- With scissors or kitchen shears, trim overhang to one inch all around. Refrigerate dish and dough until needed.
- For a regular pie lid, roll out the second dough half into the same sized circle, transfer it to a large parchment-lined baking sheet and chill this as well until needed. For a lattice or woven pie lid, you can use the same sized circle, or you can just roll it into a rectangle at least 14″ in one direction, and then as long or wide you can get it in the other. Transfer it to a parchment-lined baking sheet and chill this as well until needed. (I made a 10-piece lattice top.)
Do ahead: Dough will keep in the refrigerator for about a week, and in the freezer longer. If not using it that day, wrap it in additional layers of plastic wrap to protect it from fridge/freezer smells. To defrost your dough, move it to the fridge for one day before using it.
To Make the Pie:
- Heat the oven to 400°F, preferably on convection.
- Stir tapioca starch into the apple pie filling.
- Pour filling into prepared bottom crust and use your hands to pack and heap those softened apples as mounded as you can get them, then add a few more.
- Pour any juices that have accumulated carefully over apples; do not leave any behind.
- Either place your second pie dough round over the filling or cut it into strips to lattice the top.
- Trim the top crust or lattice strips to the edge of the pie dish. Fold the overhang from the lower crust over to form a thick rim, and crimp it together with your fingers or a fork to seal it.
- Brush top crust with egg, then sprinkle with sugar if desired. If your top crust is in one piece, cut a few vents in it with a sharp knife.
- Place a sheet of parchment paper on the large baking sheet for easier cleanup, then transfer your prepared pie onto it.
- Bake for 75 minutes, turning once or twice for even color. If your pie is browning too fast, take a large square of foil, mold it over the back of a large bowl into a convex dome, then use that to cover the pie in the oven for the remaining baking time so it doesn’t brown much further. The pie is done when juices are bubbling visibly through the vents or lattice, or when the internal temperature reads 195°F. A tester inserted into the pie shouldn’t hit any overtly crunchy apple pieces. (I added an additional 10 minutes to the baking time t achieve the 195°F internal temperature.)

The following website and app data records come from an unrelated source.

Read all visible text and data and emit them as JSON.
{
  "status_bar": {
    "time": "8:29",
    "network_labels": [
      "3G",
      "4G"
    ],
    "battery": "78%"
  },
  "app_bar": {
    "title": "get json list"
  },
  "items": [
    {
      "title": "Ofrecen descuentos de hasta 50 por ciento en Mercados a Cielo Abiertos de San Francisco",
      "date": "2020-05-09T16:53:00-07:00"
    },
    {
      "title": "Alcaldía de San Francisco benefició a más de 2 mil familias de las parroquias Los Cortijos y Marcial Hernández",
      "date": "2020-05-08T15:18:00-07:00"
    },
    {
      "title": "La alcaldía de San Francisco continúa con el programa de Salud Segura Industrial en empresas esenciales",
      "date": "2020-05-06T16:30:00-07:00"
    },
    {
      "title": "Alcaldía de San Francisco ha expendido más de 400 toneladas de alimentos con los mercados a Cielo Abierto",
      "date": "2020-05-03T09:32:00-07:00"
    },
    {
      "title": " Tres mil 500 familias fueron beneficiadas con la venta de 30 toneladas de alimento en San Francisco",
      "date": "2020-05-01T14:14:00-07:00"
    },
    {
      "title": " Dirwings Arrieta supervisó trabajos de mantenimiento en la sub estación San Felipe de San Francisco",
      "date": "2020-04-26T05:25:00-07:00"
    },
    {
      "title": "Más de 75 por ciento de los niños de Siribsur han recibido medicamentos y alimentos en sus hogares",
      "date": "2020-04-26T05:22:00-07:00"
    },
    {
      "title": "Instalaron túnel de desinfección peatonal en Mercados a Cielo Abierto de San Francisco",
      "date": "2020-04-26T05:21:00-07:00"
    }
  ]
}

To Serve: Cool pie for at least one hour at room temperature before cutting into it. However, your filling will not fully thicken until it has fully cooled, ideally in the fridge for a couple hours. You can rewarm slices as you serve them, if desired. Leftovers keep at room temperature for 2 to 3 days, and in the fridge for 1 week. Serve with vanilla ice cream, if desired.
Now *that’s* what I call an apple pie! More filling than pastry – it looks delicious.
The filling it the whole point- right? 🙂 Before baking, this pie is literally filled with an enormous mound of sliced apples. They truly bake down to the perfect amount.
My hubbie, in fact anyone’s hubby, would love this!